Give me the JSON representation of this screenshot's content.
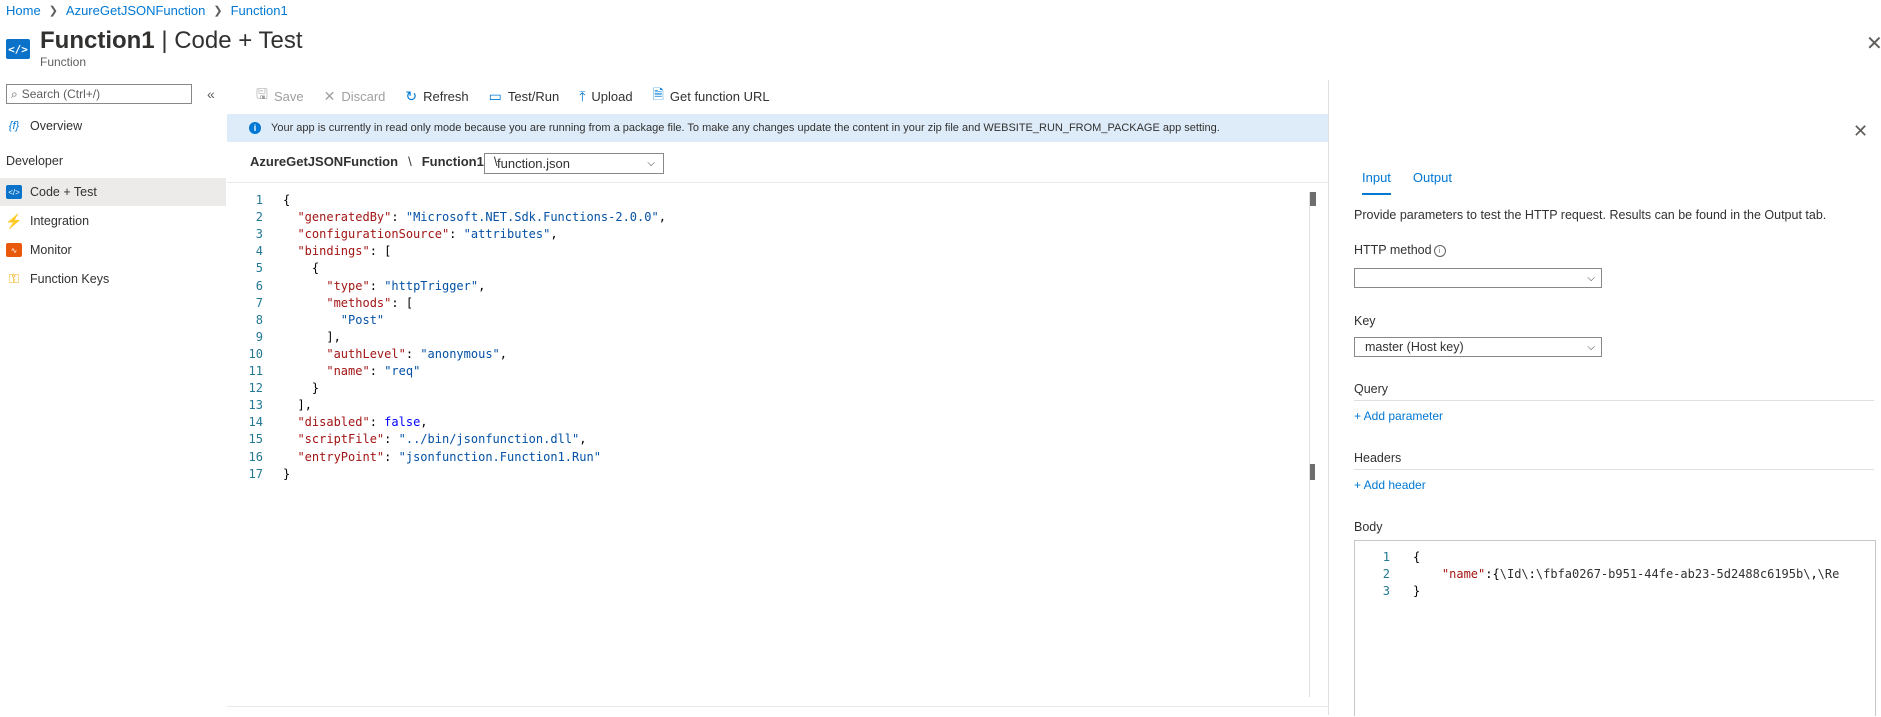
{
  "breadcrumb": [
    "Home",
    "AzureGetJSONFunction",
    "Function1"
  ],
  "header": {
    "title_main": "Function1",
    "title_rest": " | Code + Test",
    "subtitle": "Function",
    "more": "···"
  },
  "sidebar": {
    "search_placeholder": "Search (Ctrl+/)",
    "overview": "Overview",
    "section": "Developer",
    "items": [
      {
        "label": "Code + Test",
        "icon": "code-icon",
        "active": true
      },
      {
        "label": "Integration",
        "icon": "lightning-icon"
      },
      {
        "label": "Monitor",
        "icon": "monitor-icon"
      },
      {
        "label": "Function Keys",
        "icon": "key-icon"
      }
    ]
  },
  "toolbar": {
    "save": "Save",
    "discard": "Discard",
    "refresh": "Refresh",
    "test_run": "Test/Run",
    "upload": "Upload",
    "get_url": "Get function URL"
  },
  "infobar": {
    "message": "Your app is currently in read only mode because you are running from a package file. To make any changes update the content in your zip file and WEBSITE_RUN_FROM_PACKAGE app setting."
  },
  "filepath": {
    "app": "AzureGetJSONFunction",
    "func": "Function1",
    "sep": "\\",
    "file": "function.json"
  },
  "code": [
    "{",
    "  \"generatedBy\": \"Microsoft.NET.Sdk.Functions-2.0.0\",",
    "  \"configurationSource\": \"attributes\",",
    "  \"bindings\": [",
    "    {",
    "      \"type\": \"httpTrigger\",",
    "      \"methods\": [",
    "        \"Post\"",
    "      ],",
    "      \"authLevel\": \"anonymous\",",
    "      \"name\": \"req\"",
    "    }",
    "  ],",
    "  \"disabled\": false,",
    "  \"scriptFile\": \"../bin/jsonfunction.dll\",",
    "  \"entryPoint\": \"jsonfunction.Function1.Run\"",
    "}"
  ],
  "panel": {
    "tabs": [
      "Input",
      "Output"
    ],
    "description": "Provide parameters to test the HTTP request. Results can be found in the Output tab.",
    "http_method_label": "HTTP method",
    "http_method_value": "",
    "key_label": "Key",
    "key_value": "master (Host key)",
    "query_label": "Query",
    "add_parameter": "+ Add parameter",
    "headers_label": "Headers",
    "add_header": "+ Add header",
    "body_label": "Body",
    "body_code": [
      "{",
      "    \"name\":\"{\\\"Id\\\":\\\"fbfa0267-b951-44fe-ab23-5d2488c6195b\\\",\\\"Re",
      "}"
    ]
  },
  "colors": {
    "accent": "#0078d4",
    "info_bg": "#deecf9",
    "json_key": "#a31515",
    "json_string": "#0451a5"
  }
}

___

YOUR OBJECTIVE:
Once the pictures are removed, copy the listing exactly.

TASK RESULT:
Give me the JSON representation of this screenshot's content.
{
  "breadcrumb": [
    "Home",
    "AzureGetJSONFunction",
    "Function1"
  ],
  "header": {
    "title_main": "Function1",
    "title_rest": " | Code + Test",
    "subtitle": "Function",
    "more": "···"
  },
  "sidebar": {
    "search_placeholder": "Search (Ctrl+/)",
    "overview": "Overview",
    "section": "Developer",
    "items": [
      {
        "label": "Code + Test",
        "icon": "code-icon",
        "active": true
      },
      {
        "label": "Integration",
        "icon": "lightning-icon"
      },
      {
        "label": "Monitor",
        "icon": "monitor-icon"
      },
      {
        "label": "Function Keys",
        "icon": "key-icon"
      }
    ]
  },
  "toolbar": {
    "save": "Save",
    "discard": "Discard",
    "refresh": "Refresh",
    "test_run": "Test/Run",
    "upload": "Upload",
    "get_url": "Get function URL"
  },
  "infobar": {
    "message": "Your app is currently in read only mode because you are running from a package file. To make any changes update the content in your zip file and WEBSITE_RUN_FROM_PACKAGE app setting."
  },
  "filepath": {
    "app": "AzureGetJSONFunction",
    "func": "Function1",
    "sep": "\\",
    "file": "function.json"
  },
  "code": [
    "{",
    "  \"generatedBy\": \"Microsoft.NET.Sdk.Functions-2.0.0\",",
    "  \"configurationSource\": \"attributes\",",
    "  \"bindings\": [",
    "    {",
    "      \"type\": \"httpTrigger\",",
    "      \"methods\": [",
    "        \"Post\"",
    "      ],",
    "      \"authLevel\": \"anonymous\",",
    "      \"name\": \"req\"",
    "    }",
    "  ],",
    "  \"disabled\": false,",
    "  \"scriptFile\": \"../bin/jsonfunction.dll\",",
    "  \"entryPoint\": \"jsonfunction.Function1.Run\"",
    "}"
  ],
  "panel": {
    "tabs": [
      "Input",
      "Output"
    ],
    "description": "Provide parameters to test the HTTP request. Results can be found in the Output tab.",
    "http_method_label": "HTTP method",
    "http_method_value": "",
    "key_label": "Key",
    "key_value": "master (Host key)",
    "query_label": "Query",
    "add_parameter": "+ Add parameter",
    "headers_label": "Headers",
    "add_header": "+ Add header",
    "body_label": "Body",
    "body_code": [
      "{",
      "    \"name\":\"{\\\"Id\\\":\\\"fbfa0267-b951-44fe-ab23-5d2488c6195b\\\",\\\"Re",
      "}"
    ]
  },
  "colors": {
    "accent": "#0078d4",
    "info_bg": "#deecf9",
    "json_key": "#a31515",
    "json_string": "#0451a5"
  }
}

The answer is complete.